▶ _Records supplied_:
== Segment start ==
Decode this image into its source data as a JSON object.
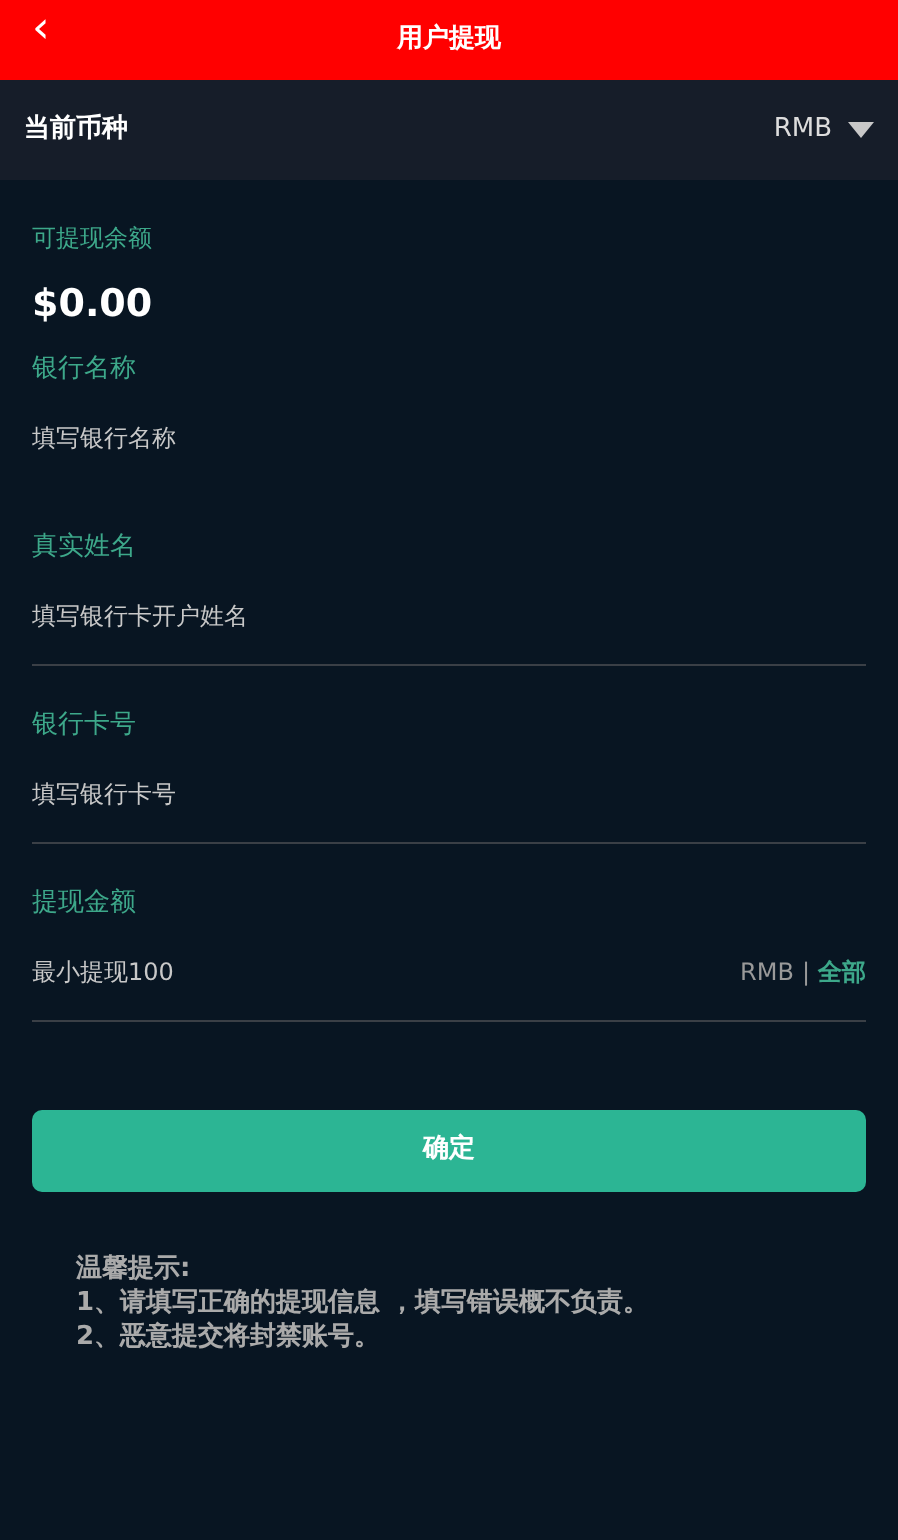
{
  "header": {
    "back": "‹",
    "title": "用户提现"
  },
  "currency": {
    "label": "当前币种",
    "value": "RMB"
  },
  "balance": {
    "label": "可提现余额",
    "amount": "$0.00"
  },
  "fields": [
    {
      "label": "银行名称",
      "placeholder": "填写银行名称",
      "divider": false
    },
    {
      "label": "真实姓名",
      "placeholder": "填写银行卡开户姓名",
      "divider": true
    },
    {
      "label": "银行卡号",
      "placeholder": "填写银行卡号",
      "divider": true
    },
    {
      "label": "提现金额",
      "placeholder": "最小提现100",
      "divider": true,
      "unit": "RMB",
      "separator": "|",
      "action": "全部"
    }
  ],
  "submit": "确定",
  "tips": {
    "title": "温馨提示:",
    "lines": [
      "1、请填写正确的提现信息 ，填写错误概不负责。",
      "2、恶意提交将封禁账号。"
    ]
  }
}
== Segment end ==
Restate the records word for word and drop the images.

▶ _Written reply_:
Decode this image into its source data as a JSON object.
{
  "header": {
    "back": "‹",
    "title": "用户提现"
  },
  "currency": {
    "label": "当前币种",
    "value": "RMB"
  },
  "balance": {
    "label": "可提现余额",
    "amount": "$0.00"
  },
  "fields": [
    {
      "label": "银行名称",
      "placeholder": "填写银行名称",
      "divider": false
    },
    {
      "label": "真实姓名",
      "placeholder": "填写银行卡开户姓名",
      "divider": true
    },
    {
      "label": "银行卡号",
      "placeholder": "填写银行卡号",
      "divider": true
    },
    {
      "label": "提现金额",
      "placeholder": "最小提现100",
      "divider": true,
      "unit": "RMB",
      "separator": "|",
      "action": "全部"
    }
  ],
  "submit": "确定",
  "tips": {
    "title": "温馨提示:",
    "lines": [
      "1、请填写正确的提现信息 ，填写错误概不负责。",
      "2、恶意提交将封禁账号。"
    ]
  }
}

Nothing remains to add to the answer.